renascentur (-0-1-u), temperemus (-ul-u), toto removeamus (-ul-u=the Ciceronian esse videatur), malae rei temperamentum esť (-U-I-U-T-U-), adnitamur modo (-0-), etc. The recurrence of these familiar cadences again and again at the close of sentences can have had no other effect than to accentuate the close of the sentence and so direct attention to it. Thus the individual sentences are marked off with greater distinctness and sharpness and the degree of their isolation enhanced. Of course, one could hardly suppose that the use of such cadences could in itself develop an isolating style. But where both the tendency to use clausulae and the isolating style are present, each enhances the effect of the other and develops in the writer an ever-increasing facility which may eventually become almost automatic. The skill which Seneca developed in the use of clausulae is shown by the infrequency with which he disturbs the natural order of words at the close of his sentences.
In this respect he stands in marked contrast with Cicero and Nepos. It is furthermore worthy of note that both the clausulae and the isolating sentence are characteristic of the Asiatic school.
The sentence structure of Seneca is closely paralleled by that of Cato the Elder, judging from both the de Agri Cultura and the fragments of his orations. His narrow field of consciousness and his clear and distinct apperceptive power make each concept stand out sharply. Some few subordinate clauses are found (temporal, conditional, purpose), but they are always brief and concise. The successive units of thought are, however, seldom compared, and the relations between them less frequently grasped than in Seneca. See the fragment of his oration against Thermus preserved in
ab Gellius, 10, 3, 17, 1 að 6, að lão | ao laol ao 6–ab |
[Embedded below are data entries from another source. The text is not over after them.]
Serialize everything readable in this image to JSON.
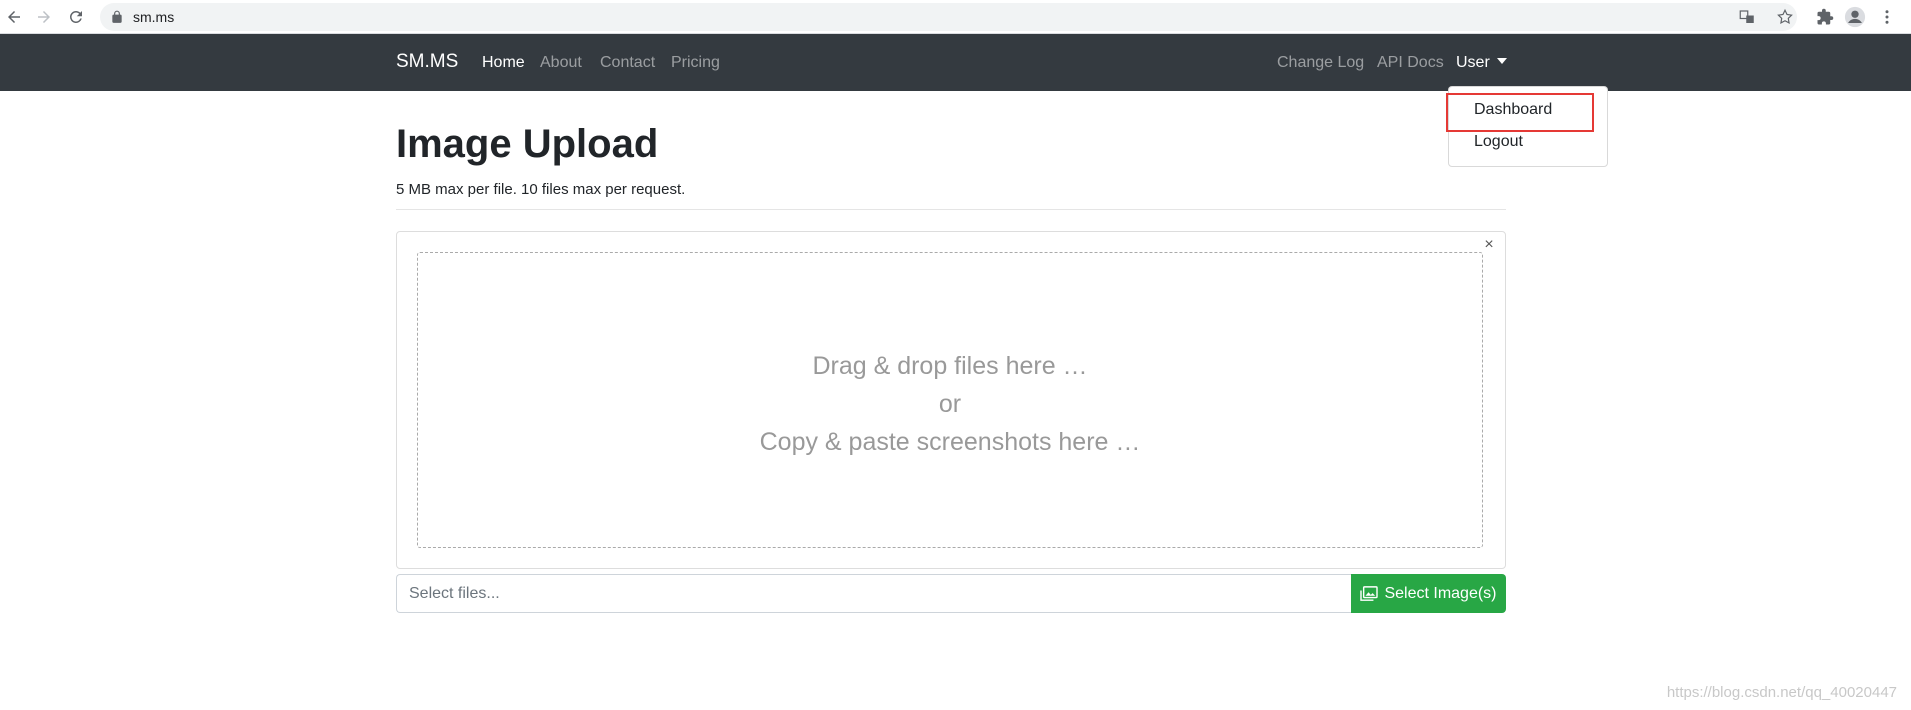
{
  "browser": {
    "url": "sm.ms"
  },
  "navbar": {
    "brand": "SM.MS",
    "left_links": [
      "Home",
      "About",
      "Contact",
      "Pricing"
    ],
    "right_links": [
      "Change Log",
      "API Docs"
    ],
    "user_menu": "User"
  },
  "dropdown": {
    "items": [
      "Dashboard",
      "Logout"
    ],
    "highlighted": "Dashboard"
  },
  "content": {
    "title": "Image Upload",
    "subtitle": "5 MB max per file. 10 files max per request.",
    "close_symbol": "×",
    "drop_zone": {
      "line1": "Drag & drop files here …",
      "line2": "or",
      "line3": "Copy & paste screenshots here …"
    },
    "file_input_placeholder": "Select files...",
    "select_button": "Select Image(s)"
  },
  "watermark": "https://blog.csdn.net/qq_40020447",
  "colors": {
    "navbar_bg": "#343a40",
    "success_green": "#28a745",
    "highlight_red": "#e53935"
  }
}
1 Incidentally it may be said that to this was doubtless due in large measure the fact that later grammarians were led by the study of his vocabulary to collect lists of synonyms from his works. See Isidor, Differentiarum sive de Proprietate Sermonum, ii, praefatio 5, 10 (M). The same tendency of mind led Cato to make his collection of αποφθέγματα και γνωμολογίαι, an anthology of pithy sayings gathered from other writers. Many of the acts of Cato's public life reflect this same quality of mind.
alb) (ubi societas?)| 2lb), etc. In some of his fragments, where the emotional tone is calmer, associative elements are found. Compare, for example, with the passage just quoted the sentence, scio solere plerisque hominibus in rebus secundis atque prolixis atque prosperis animum excellere, atque superbiam atque ferociam augescere atque crescere. The strong individuality reflected in Cato's sentence structure forces us to conclude, that, however much Roman editors may have modernized his phraseology, they did not materially alter the groundwork of the style in the de Agri Cultura.
A comparison of the sentence structure of Cato and Varro shows clearly how much in style depends upon the author's type of mind and how little may depend upon the subjectmatter. To the strongly marked isolating style of Cato, the equally strong analytic tendency seen in Varro's Res Rusticae stands in sharp contrast. Varro's field of consciousness is wide, and a multiplicity of minor elements enter into his sentences. When most Varronian we have sentences represented by formulae like the following:
The type is in complete harmony with the careful and systematic analysis to which Varro subjected the subjectmatter of his works.2 Sentences like the above are, of
Apud Gellium, 6, 3, 14. 2 Compare the elaborate analyses descending sometimes almost to formalism and schematism which a table of contents of his Antiquitates shows. Similar analytic treatment of his theme is shown in numerous passages in the de Lingua Latina, especially at the beginnings of the books and larger subdivisions of the matter, where he is dealing with the general aspects of his subject rather than with the details.